Data supplied START

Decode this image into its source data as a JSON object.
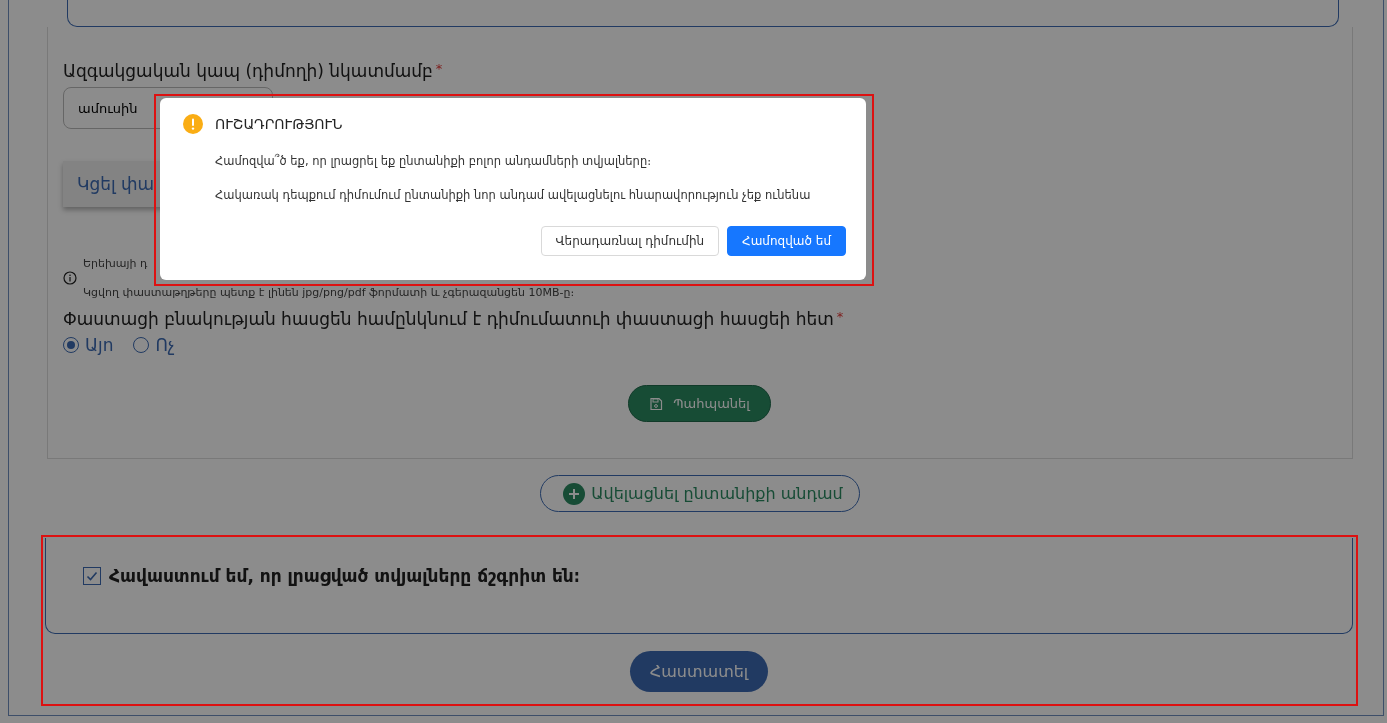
{
  "form": {
    "relation_field": {
      "label": "Ազգակցական կապ (դիմողի) նկատմամբ",
      "required_mark": "*",
      "value": "ամուսին"
    },
    "attach_button": "Կցել փա",
    "info_lines": [
      "Երեխայի դ",
      "Կցվող փաստաթղթերը պետք է լինեն jpg/png/pdf ֆորմատի և չգերազանցեն 10MB-ը։"
    ],
    "address_question": {
      "label": "Փաստացի բնակության հասցեն համընկնում է դիմումատուի փաստացի հասցեի հետ",
      "required_mark": "*",
      "options": [
        {
          "label": "Այո",
          "selected": true
        },
        {
          "label": "Ոչ",
          "selected": false
        }
      ]
    },
    "save_button": "Պահպանել"
  },
  "add_member_button": "Ավելացնել ընտանիքի անդամ",
  "agreement": {
    "label": "Հավաստում եմ, որ լրացված տվյալները ճշգրիտ են։",
    "checked": true
  },
  "confirm_button": "Հաստատել",
  "dialog": {
    "title": "ՈՒՇԱԴՐՈՒԹՅՈՒՆ",
    "messages": [
      "Համոզվա՞ծ եք, որ լրացրել եք ընտանիքի բոլոր անդամների տվյալները։",
      "Հակառակ դեպքում դիմումում ընտանիքի նոր անդամ ավելացնելու հնարավորություն չեք ունենա"
    ],
    "buttons": [
      {
        "label": "Վերադառնալ դիմումին",
        "kind": "secondary"
      },
      {
        "label": "Համոզված եմ",
        "kind": "primary"
      }
    ]
  }
}
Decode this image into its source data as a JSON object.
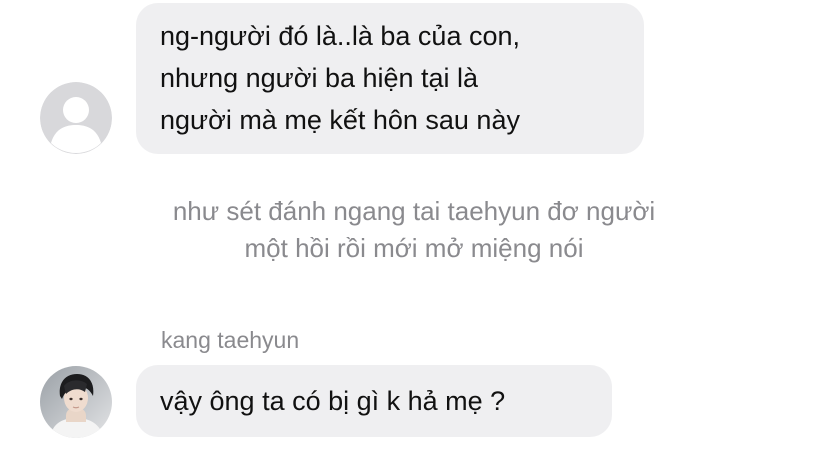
{
  "messages": [
    {
      "avatar_icon": "default-user-icon",
      "lines": [
        "ng-người đó là..là ba của con,",
        "nhưng người ba hiện tại là",
        "người mà mẹ kết hôn sau này"
      ]
    }
  ],
  "system_message": {
    "lines": [
      "như sét đánh ngang tai taehyun đơ người",
      "một hồi rồi mới mở miệng nói"
    ]
  },
  "reply": {
    "sender": "kang taehyun",
    "avatar_icon": "profile-photo-icon",
    "text": "vậy ông ta có bị gì k hả mẹ ?"
  },
  "colors": {
    "bubble": "#efeff1",
    "text": "#111111",
    "muted": "#8a8a8e",
    "default_avatar_bg": "#d8d8db"
  }
}
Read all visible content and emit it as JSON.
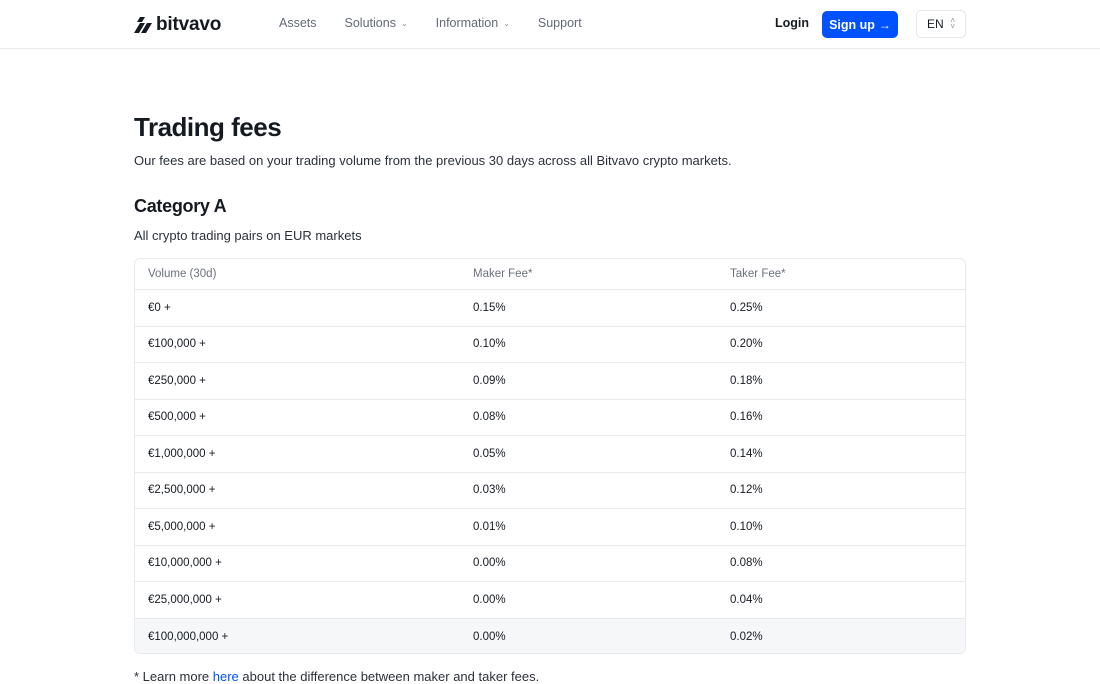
{
  "brand": {
    "name": "bitvavo",
    "accent": "#0051ff"
  },
  "nav": {
    "assets": "Assets",
    "solutions": "Solutions",
    "information": "Information",
    "support": "Support"
  },
  "header": {
    "login": "Login",
    "signup": "Sign up",
    "language": "EN"
  },
  "page": {
    "title": "Trading fees",
    "subtitle": "Our fees are based on your trading volume from the previous 30 days across all Bitvavo crypto markets."
  },
  "category": {
    "title": "Category A",
    "subtitle": "All crypto trading pairs on EUR markets",
    "columns": [
      "Volume (30d)",
      "Maker Fee*",
      "Taker Fee*"
    ],
    "rows": [
      [
        "€0 +",
        "0.15%",
        "0.25%"
      ],
      [
        "€100,000 +",
        "0.10%",
        "0.20%"
      ],
      [
        "€250,000 +",
        "0.09%",
        "0.18%"
      ],
      [
        "€500,000 +",
        "0.08%",
        "0.16%"
      ],
      [
        "€1,000,000 +",
        "0.05%",
        "0.14%"
      ],
      [
        "€2,500,000 +",
        "0.03%",
        "0.12%"
      ],
      [
        "€5,000,000 +",
        "0.01%",
        "0.10%"
      ],
      [
        "€10,000,000 +",
        "0.00%",
        "0.08%"
      ],
      [
        "€25,000,000 +",
        "0.00%",
        "0.04%"
      ],
      [
        "€100,000,000 +",
        "0.00%",
        "0.02%"
      ]
    ]
  },
  "footnote": {
    "prefix": "* Learn more ",
    "link": "here",
    "suffix": " about the difference between maker and taker fees."
  }
}
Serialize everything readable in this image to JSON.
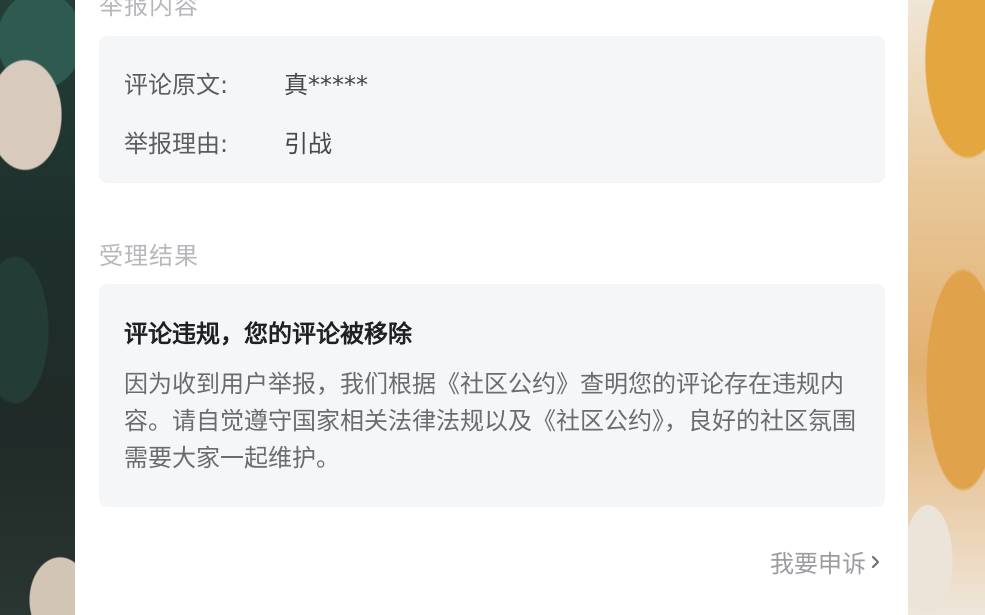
{
  "report_section": {
    "label": "举报内容",
    "comment_key": "评论原文:",
    "comment_value": "真*****",
    "reason_key": "举报理由:",
    "reason_value": "引战"
  },
  "result_section": {
    "label": "受理结果",
    "title": "评论违规，您的评论被移除",
    "body": "因为收到用户举报，我们根据《社区公约》查明您的评论存在违规内容。请自觉遵守国家相关法律法规以及《社区公约》，良好的社区氛围需要大家一起维护。"
  },
  "appeal": {
    "label": "我要申诉",
    "icon": "chevron-right-icon"
  }
}
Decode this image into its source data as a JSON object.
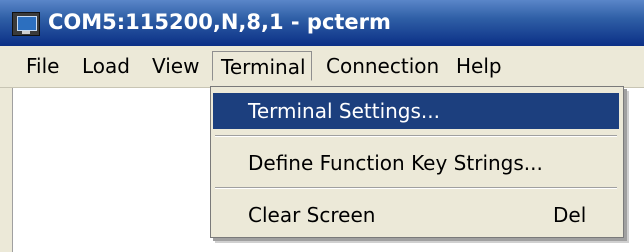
{
  "window": {
    "title": "COM5:115200,N,8,1 - pcterm",
    "icon": "terminal-icon"
  },
  "menubar": {
    "items": [
      "File",
      "Load",
      "View",
      "Terminal",
      "Connection",
      "Help"
    ],
    "open_menu": "Terminal"
  },
  "terminal_menu": {
    "items": [
      {
        "label": "Terminal Settings...",
        "shortcut": "",
        "selected": true
      },
      {
        "label": "Define Function Key Strings...",
        "shortcut": "",
        "selected": false
      },
      {
        "label": "Clear Screen",
        "shortcut": "Del",
        "selected": false
      }
    ]
  },
  "colors": {
    "title_bar": "#0b2f86",
    "menu_background": "#ece9d8",
    "selection": "#1c3f7e"
  }
}
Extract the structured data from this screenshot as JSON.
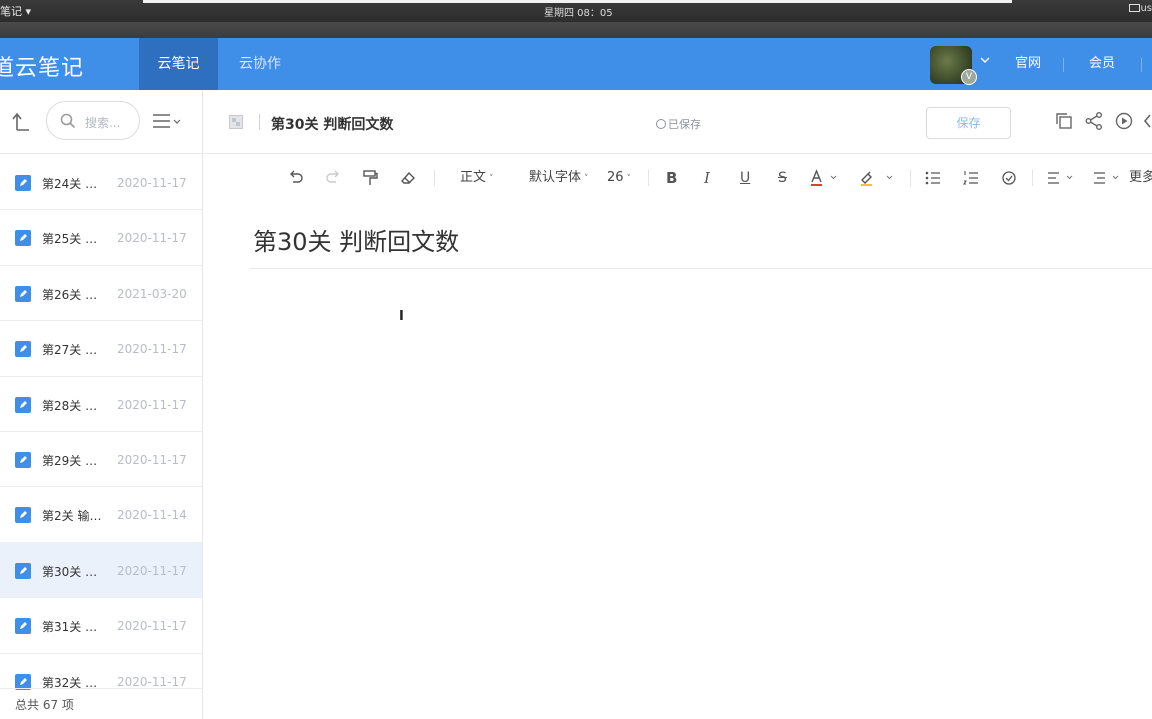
{
  "os_bar": {
    "app_menu": "笔记 ▾",
    "clock": "星期四 08：05",
    "right_label": "us"
  },
  "header": {
    "app_title": "道云笔记",
    "tabs": [
      {
        "label": "云笔记",
        "active": true
      },
      {
        "label": "云协作",
        "active": false
      }
    ],
    "avatar_badge": "V",
    "links": [
      "官网",
      "会员"
    ],
    "accent_color": "#3f8ee8"
  },
  "sidebar": {
    "search_placeholder": "搜索...",
    "notes": [
      {
        "title": "第24关 …",
        "date": "2020-11-17"
      },
      {
        "title": "第25关 …",
        "date": "2020-11-17"
      },
      {
        "title": "第26关 …",
        "date": "2021-03-20"
      },
      {
        "title": "第27关 …",
        "date": "2020-11-17"
      },
      {
        "title": "第28关 …",
        "date": "2020-11-17"
      },
      {
        "title": "第29关 …",
        "date": "2020-11-17"
      },
      {
        "title": "第2关 输…",
        "date": "2020-11-14"
      },
      {
        "title": "第30关 …",
        "date": "2020-11-17",
        "selected": true
      },
      {
        "title": "第31关 …",
        "date": "2020-11-17"
      },
      {
        "title": "第32关 …",
        "date": "2020-11-17"
      }
    ],
    "count_label": "总共 67 项"
  },
  "editor": {
    "title_top": "第30关 判断回文数",
    "save_status": "已保存",
    "save_label": "保存",
    "toolbar": {
      "paragraph_style": "正文",
      "font_family": "默认字体",
      "font_size": "26",
      "more_label": "更多"
    },
    "doc_title": "第30关 判断回文数",
    "cursor_glyph": "I"
  }
}
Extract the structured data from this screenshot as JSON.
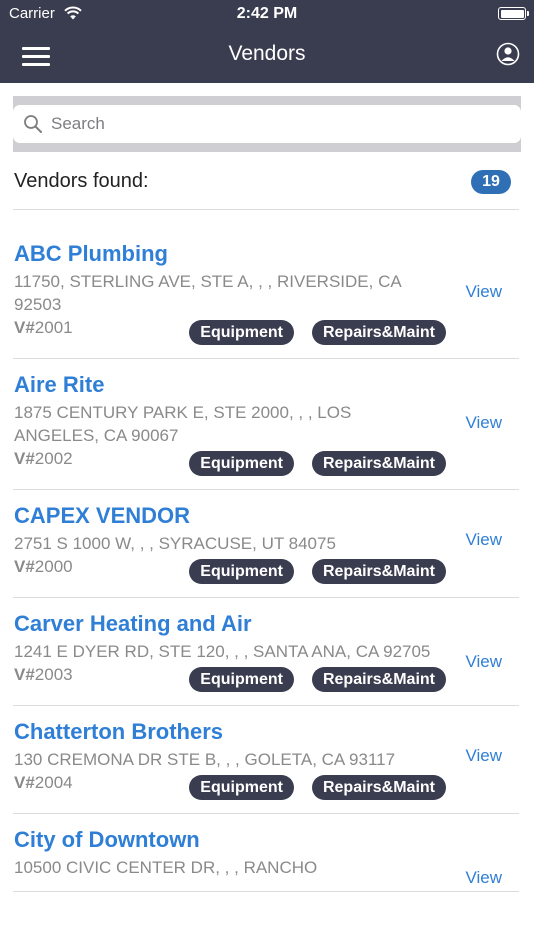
{
  "status_bar": {
    "carrier": "Carrier",
    "time": "2:42 PM"
  },
  "nav": {
    "title": "Vendors",
    "menu_icon": "hamburger-menu-icon",
    "profile_icon": "user-profile-icon"
  },
  "search": {
    "placeholder": "Search",
    "value": ""
  },
  "summary": {
    "label": "Vendors found:",
    "count": "19"
  },
  "colors": {
    "header_bg": "#3a3d4f",
    "link": "#2f7fd6",
    "badge": "#2e6fb5",
    "tag_bg": "#3a3d4f"
  },
  "vendors": [
    {
      "name": "ABC Plumbing",
      "address": "11750, STERLING AVE, STE A, , , RIVERSIDE, CA 92503",
      "number_prefix": "V#",
      "number": "2001",
      "tags": [
        "Equipment",
        "Repairs&Maint"
      ],
      "view_label": "View"
    },
    {
      "name": "Aire Rite",
      "address": "1875 CENTURY PARK E, STE 2000, , , LOS ANGELES, CA 90067",
      "number_prefix": "V#",
      "number": "2002",
      "tags": [
        "Equipment",
        "Repairs&Maint"
      ],
      "view_label": "View"
    },
    {
      "name": "CAPEX VENDOR",
      "address": "2751 S 1000 W, , , SYRACUSE, UT 84075",
      "number_prefix": "V#",
      "number": "2000",
      "tags": [
        "Equipment",
        "Repairs&Maint"
      ],
      "view_label": "View"
    },
    {
      "name": "Carver Heating and Air",
      "address": "1241 E DYER RD, STE 120, , , SANTA ANA, CA 92705",
      "number_prefix": "V#",
      "number": "2003",
      "tags": [
        "Equipment",
        "Repairs&Maint"
      ],
      "view_label": "View"
    },
    {
      "name": "Chatterton Brothers",
      "address": "130 CREMONA DR STE B, , , GOLETA, CA 93117",
      "number_prefix": "V#",
      "number": "2004",
      "tags": [
        "Equipment",
        "Repairs&Maint"
      ],
      "view_label": "View"
    },
    {
      "name": "City of Downtown",
      "address": "10500 CIVIC CENTER DR, , , RANCHO",
      "number_prefix": "",
      "number": "",
      "tags": [],
      "view_label": "View"
    }
  ]
}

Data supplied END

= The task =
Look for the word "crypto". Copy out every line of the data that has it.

= Output below =
    "subtitle": "Our fees are based on your trading volume from the previous 30 days across all Bitvavo crypto markets."
    "subtitle": "All crypto trading pairs on EUR markets",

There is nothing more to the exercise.